March 13, 2017
In Rick Riordan’s Norse-inspired trilogy “Magnus Chase and the Gods of Asgard,” a homeless Boston teenager saves his city — before promptly dying. But Magnus’s death is only the beginning of his crazy existence as he enters Valhalla, an afterlife designed for selfless warriors. Even if his life is over, his problems certainly aren’t.
In the trilogy’s second installment, “Magnus Chase and the Hammer of Thor,” Magnus is burdened with a grueling task. He must find Thor’s missing weapon, a devastatingly powerful hammer with the ability to save or destroy the gods. Magnus is roped into an elusive journey to find the weapon as doomsday looms closer than ever.
On top of that, his new hallmate Alex is a child of his sworn enemy, and his friends Blitz and Hearth are nowhere to be found. But with a dangerous wedding quickly approaching and Magnus’s own complicated family ties, the conflict becomes far bigger than just a hammer. The fate of the worlds — all nine of them — hang in the balance.
“The Hammer of Thor” continues the nonstop humor and action that was well-established in the first book, “The Sword of Summer.” As Magnus adjusts to his new realm of existence, the warring gods only make it harder for him to find his footing. The amped-up danger and upward character development grants this installment an impeccable voice, bursting with the humor and heartache Riordan is known for.
I seriously wish we had more than just three books to spend with this cast of characters, because they’re really something special — especially now that Alex Fierro, the first ever genderfluid character to grace the pages of a bestselling young adult series, has arrived.
As a reader, I absolutely love exploring Riordan’s worlds. He’s most famous for the Percy Jackson series, but I’m still thoroughly in love with this Norse-filled adventure. He’s mastered an insanely entertaining style that keeps the humor and heart at the forefront, but with just enough authentic heartbreak to keep it meaningful and real — or as real as it can get in a hotel full of millions of dead Vikings.
Bringing ancient mythology into a modern worldview presents several challenges, but this trilogy is a prime example of effectively giving history an exciting makeover that’s accessible to any modern reader.
I learned so much about Vikings, the Norse pantheon, and their complicated history — without even realizing it. Though Riordan admittedly writes for a young audience, his universal tales of identity, overcoming loss, and heroism are relatable and enjoyable for a reader of any age. The echoes of his story are heard and loved by legions of fans across the globe.

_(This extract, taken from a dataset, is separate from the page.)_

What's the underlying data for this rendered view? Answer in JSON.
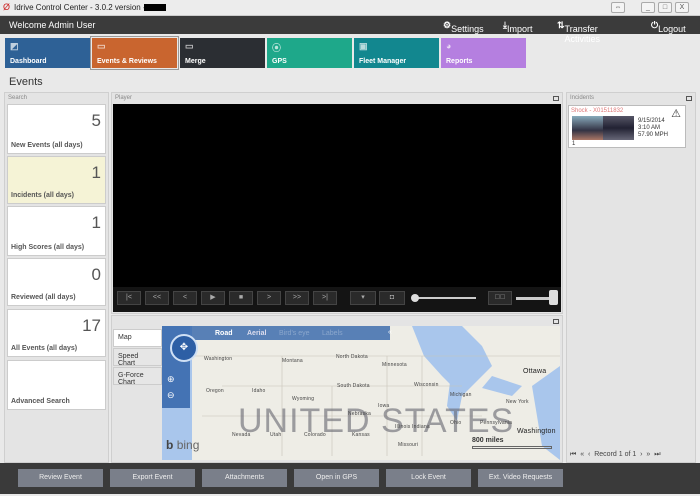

I’m psyched for next October, when this series will conclude with “The Ship of the Dead.” I’m also super sad that the quick journey alongside Magnus and company is already coming to an end! But I have every faith that it’s going to be one heck of an ending. See you next autumn, Valhalla.